A load of dirt from the Longview Super Wal-Mart project apparently contained more than just topsoil, as a Kelso resident reported finding a World War Two-era hand grenade in the pile. Deputies were called to a home in the 2300 block of Mt. Brynion Road at about 7:15 pm, when a woman reported that she’d found the grenade in a load of dirt that had been delivered from the construction site about a month before. The woman says that her son was an Army veteran, and identified the device as a grenade. The Ordinance Disposal Team from Joint Base Lewis-McChord was called in, and they identified the item as a Mark One grenade, dating back to the 40′s. The grenade was moved to a rock pit in the 600 block of Hamilton Avenue, where it was detonated at about 1:20 am.
Memorial services are planned for 2 pm on Wednesday, August 4th, honoring the life of Jordan Connors, 24, of Silver Lake, who drowned Saturday in the Toutle River. In today’s Daily News, family members and friends reminisce about what a dynamic and hard-working man that Connors was. He’d worked several years as a horse wrangler at the Eco Park Resort, east of Toutle, and most recently was working as a supervisor at Railwork.
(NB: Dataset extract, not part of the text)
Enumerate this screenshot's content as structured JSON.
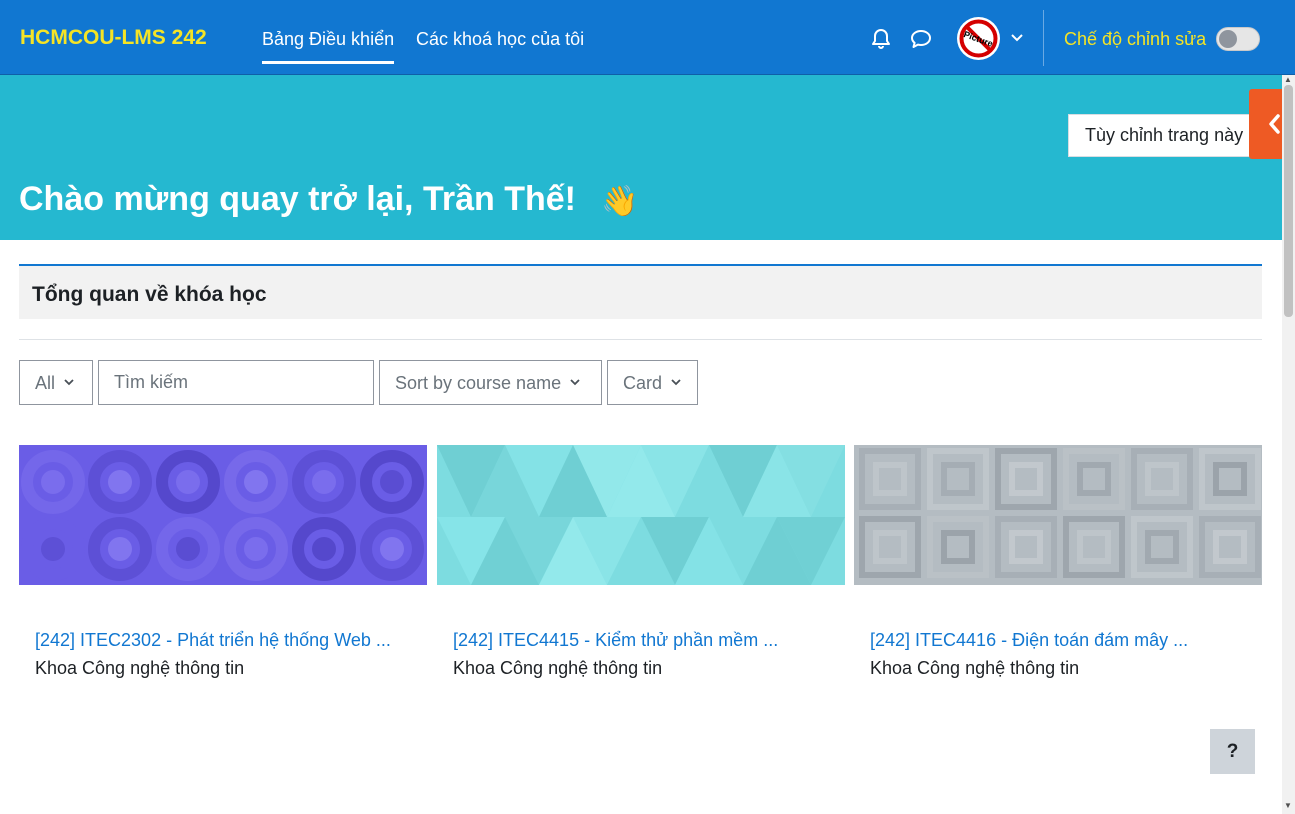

Connors drowned as he was trying to swim across the river, about a half-mile from the Tower Bridge. Memorial services are planned for 2 pm on Wednesday, August 4th at Calvary Community Church in Longview.